→ **PROBLEM TO WORK ON**: Repeat each of these records exactly.

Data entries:
^^^^^^^^
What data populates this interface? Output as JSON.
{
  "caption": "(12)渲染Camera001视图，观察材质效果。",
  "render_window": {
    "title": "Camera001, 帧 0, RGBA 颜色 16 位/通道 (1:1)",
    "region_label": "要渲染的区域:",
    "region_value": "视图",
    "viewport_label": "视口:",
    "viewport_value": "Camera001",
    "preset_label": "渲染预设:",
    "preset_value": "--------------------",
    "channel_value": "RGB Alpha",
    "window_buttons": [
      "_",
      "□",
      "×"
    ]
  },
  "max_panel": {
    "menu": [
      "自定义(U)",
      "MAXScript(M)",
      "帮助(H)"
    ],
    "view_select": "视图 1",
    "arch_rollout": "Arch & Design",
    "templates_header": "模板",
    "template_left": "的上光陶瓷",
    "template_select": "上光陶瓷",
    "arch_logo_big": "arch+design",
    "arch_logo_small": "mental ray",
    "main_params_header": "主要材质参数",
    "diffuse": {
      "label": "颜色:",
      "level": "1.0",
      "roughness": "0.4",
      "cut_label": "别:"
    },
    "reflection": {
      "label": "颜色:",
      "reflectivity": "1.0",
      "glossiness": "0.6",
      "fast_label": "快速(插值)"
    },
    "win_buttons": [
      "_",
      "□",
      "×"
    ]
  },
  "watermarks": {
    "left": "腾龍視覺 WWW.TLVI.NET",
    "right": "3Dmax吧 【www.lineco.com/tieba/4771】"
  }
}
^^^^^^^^
→ **REPLY TO THE EXERCISE**:
What data populates this interface? Output as JSON.
{
  "caption": "(12)渲染Camera001视图，观察材质效果。",
  "render_window": {
    "title": "Camera001, 帧 0, RGBA 颜色 16 位/通道 (1:1)",
    "region_label": "要渲染的区域:",
    "region_value": "视图",
    "viewport_label": "视口:",
    "viewport_value": "Camera001",
    "preset_label": "渲染预设:",
    "preset_value": "--------------------",
    "channel_value": "RGB Alpha",
    "window_buttons": [
      "_",
      "□",
      "×"
    ]
  },
  "max_panel": {
    "menu": [
      "自定义(U)",
      "MAXScript(M)",
      "帮助(H)"
    ],
    "view_select": "视图 1",
    "arch_rollout": "Arch & Design",
    "templates_header": "模板",
    "template_left": "的上光陶瓷",
    "template_select": "上光陶瓷",
    "arch_logo_big": "arch+design",
    "arch_logo_small": "mental ray",
    "main_params_header": "主要材质参数",
    "diffuse": {
      "label": "颜色:",
      "level": "1.0",
      "roughness": "0.4",
      "cut_label": "别:"
    },
    "reflection": {
      "label": "颜色:",
      "reflectivity": "1.0",
      "glossiness": "0.6",
      "fast_label": "快速(插值)"
    },
    "win_buttons": [
      "_",
      "□",
      "×"
    ]
  },
  "watermarks": {
    "left": "腾龍視覺 WWW.TLVI.NET",
    "right": "3Dmax吧 【www.lineco.com/tieba/4771】"
  }
}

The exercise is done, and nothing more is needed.